From 3D CAD to Casting in Days
The binder jet 3D-printed sand additive manufacturing process is tooling-less, so all the tooling-related design constraints, such as drafts, are eliminated. This gives the design engineer a lot more freedom with feature placements and much higher complexity than the conventional sand casting process. This allows an opportunity for part consolidation, optimization, increased value with reduced lead time, lower overall costs, and tighter dimensional tolerances than conventional sand castings.
In the case of replacing a large piece of machinery used to manufacture wire, a 3D-printed core embedded into a traditional green sand mold saved the customer $40,000 in tooling. The casting source provider, Dakota Foundry, converted two-dimensional drawings from the 1950s-1960s into a 3D CAD file of a part with intricate features such as cooling fins and wire feed grooves. The part was delivered in days as opposed to the typical eight weeks.

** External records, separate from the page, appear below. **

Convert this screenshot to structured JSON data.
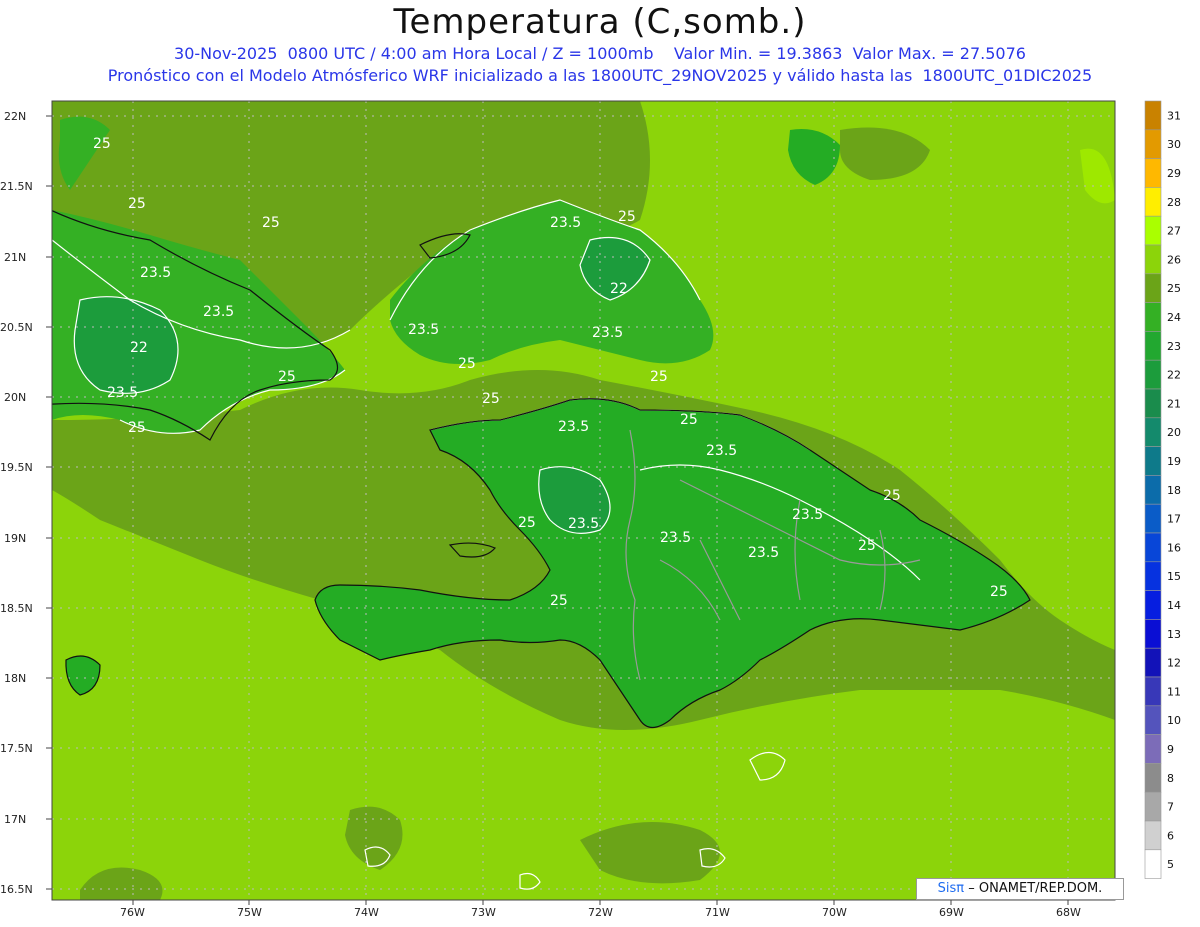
{
  "title": "Temperatura (C,somb.)",
  "subtitle_1": "30-Nov-2025  0800 UTC / 4:00 am Hora Local / Z = 1000mb    Valor Min. = 19.3863  Valor Max. = 27.5076",
  "subtitle_2": "Pronóstico con el Modelo Atmósferico WRF inicializado a las 1800UTC_29NOV2025 y válido hasta las  1800UTC_01DIC2025",
  "credit": {
    "brand": "Sisπ",
    "text": "– ONAMET/REP.DOM."
  },
  "colors": {
    "text": "#2a36e8",
    "ocean_base": "#8cd40a",
    "land_base": "#24ac24"
  },
  "lat_labels": [
    "22N",
    "21.5N",
    "21N",
    "20.5N",
    "20N",
    "19.5N",
    "19N",
    "18.5N",
    "18N",
    "17.5N",
    "17N",
    "16.5N"
  ],
  "lon_labels": [
    "76W",
    "75W",
    "74W",
    "73W",
    "72W",
    "71W",
    "70W",
    "69W",
    "68W"
  ],
  "contour_labels": [
    "25",
    "25",
    "25",
    "23.5",
    "23.5",
    "22",
    "23.5",
    "25",
    "25",
    "23.5",
    "25",
    "22",
    "23.5",
    "23.5",
    "25",
    "25",
    "25",
    "25",
    "23.5",
    "23.5",
    "25",
    "23.5",
    "23.5",
    "25",
    "23.5",
    "23.5",
    "25",
    "25",
    "25"
  ],
  "colorbar": [
    {
      "label": "31",
      "color": "#c98200"
    },
    {
      "label": "30",
      "color": "#e39a00"
    },
    {
      "label": "29",
      "color": "#ffb800"
    },
    {
      "label": "28",
      "color": "#ffee00"
    },
    {
      "label": "27",
      "color": "#aaff00"
    },
    {
      "label": "26",
      "color": "#8cd40a"
    },
    {
      "label": "25",
      "color": "#6ba418"
    },
    {
      "label": "24",
      "color": "#34b024"
    },
    {
      "label": "23",
      "color": "#22a830"
    },
    {
      "label": "22",
      "color": "#1c9c3c"
    },
    {
      "label": "21",
      "color": "#1a8c4c"
    },
    {
      "label": "20",
      "color": "#148a6c"
    },
    {
      "label": "19",
      "color": "#0e7a8a"
    },
    {
      "label": "18",
      "color": "#0c6caa"
    },
    {
      "label": "17",
      "color": "#0a5cc8"
    },
    {
      "label": "16",
      "color": "#0846d8"
    },
    {
      "label": "15",
      "color": "#0632e0"
    },
    {
      "label": "14",
      "color": "#061ee0"
    },
    {
      "label": "13",
      "color": "#0a0ed4"
    },
    {
      "label": "12",
      "color": "#1212b8"
    },
    {
      "label": "11",
      "color": "#3838b8"
    },
    {
      "label": "10",
      "color": "#5454bc"
    },
    {
      "label": "9",
      "color": "#7c6cb8"
    },
    {
      "label": "8",
      "color": "#8c8c8c"
    },
    {
      "label": "7",
      "color": "#a8a8a8"
    },
    {
      "label": "6",
      "color": "#d0d0d0"
    },
    {
      "label": "5",
      "color": "#ffffff"
    }
  ]
}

CS
See the full column in the March/April 2023 digital edition.